Google Earth and Google Maps were consulted, weather forecasts were reviewed, and the moon and stars were studied, and income tax deadlines were considered. It was time to move, but first we needed a direction.
For now, south was out (been there, done that, forgot to buy the T-shirt). The shortest and fastest route home would have been to jump on I-15 in Vegas and stay on it till the smiling faces of Canada Customs were in view. But some of that high country in Idaho and Montana still has potential for some pretty cold and ugly weather at this time of year, and there are not many outdoor attractions along the way to enjoy at this time of year.
I would be home in a week – then what would I do? Another choice was to skirt the south side of Grand Canyon, then scoot up through southern and eastern Utah, which has some spectacular scenery, and great National Parks. Once again, the weather reports showed overnight temps dipping below freezing in some places, and I have been spoiled by leaving windows open at night with no heat on for a while now.
Another option was to head somewhat north of Vegas, then cut across (Death Valley?) into California and check out the area around Lone Pine that the Bayfield Bunch recently wrote glowing reviews about. But that highway going north runs into the high sierras and colder weather and snow around Tahoe and Reno – where they are still skiing, no doubt. Another route west from there through the Stanislaus NF – is closed in winter. That’s a good hint that I do not want to travel it! Plus, there have recently been some record snowfalls in the Yosemite area that I was not keen on experiencing.
The longest way home, and the most expensive would be to head more or less straight west through the central valley of California, and follow the coast north – where at least snow is pretty much absent. Also, California has the highest fuel prices that I’ve seen, up to $4.79/g for diesel.
Camp was packed up and we headed for the main road, still not really knowing where to go. Turns out we headed north and re-crossed the ‘Hoover Dam Bridge’ (Pat Tillman Memorial Bridge (Colorado River Bridge) back into Nevada, then turned south again towards Laughlin. But I noticed a the small town of Nelson on a road leading all the way down to Lake Mohave from the Nevada side. That would put us almost right across from where the Eldorado jeep trail had spit us out on the Arizona side the day or so before. Plus, this road appeared to be paved all the way.
But I knew the road would likely be narrow and steep with a long grade down to the river, and I didn’t think it would be an overnight spot, so I found a safe looking pulloff on the road and unhitched to leave the rig behind. There were a ‘few’ shell casings on the ground and some ‘art’ work!
It became evident that Nelson originated as a turn of the century (the one previous) mining town, with lots of old mining artifacts all around. Down at the river (Lake Mohave), there were no good camping spots (future reference), but a decent view of the lake and the far shore where the Eldorado trail terminated.
On the way back up, I stopped to look at some huge holes in the ground. I think one my have been used by prehistoric people as the roof of the cave was covered in smoke and soot like some other cave dwellings I had visited, but this one had clearly (?) been mined, then covered with graffiti and scattered with trash.

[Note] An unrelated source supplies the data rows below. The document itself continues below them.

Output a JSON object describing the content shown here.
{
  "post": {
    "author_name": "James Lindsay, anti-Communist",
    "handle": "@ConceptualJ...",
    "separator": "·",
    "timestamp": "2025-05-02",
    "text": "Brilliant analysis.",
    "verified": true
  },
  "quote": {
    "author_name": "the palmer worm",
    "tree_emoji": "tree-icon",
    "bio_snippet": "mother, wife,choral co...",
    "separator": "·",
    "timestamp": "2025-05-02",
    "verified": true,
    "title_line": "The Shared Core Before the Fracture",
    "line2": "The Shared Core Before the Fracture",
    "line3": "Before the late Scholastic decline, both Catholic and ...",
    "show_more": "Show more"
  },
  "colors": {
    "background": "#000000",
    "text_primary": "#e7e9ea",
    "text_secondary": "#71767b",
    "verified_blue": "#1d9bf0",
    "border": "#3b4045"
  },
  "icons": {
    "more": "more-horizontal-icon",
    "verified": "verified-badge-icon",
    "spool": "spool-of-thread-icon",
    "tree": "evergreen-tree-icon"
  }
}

Still, pretty interesting to look down these huge sloping holes into the ground.
Near the historic town, there was a stash of wingless aircraft of the WWII vintage. Perhaps they had flown across ‘Area 51’ and all lost their wings?
A scattering of the historic buildings remain, and there were advertisements for mine tours – which would be very interesting no doubt.
Youtube video of the ghost town (not mine).
After that, the rig was hitched back up and we continued southward into Searchlight, Nevada where the tank was filled to the brim with the cheap (ha, ha, that’s sad) Nevada fuel.
Astute readers might take that as a hint that the future direction of travel might include some of the premium prices fuels of California .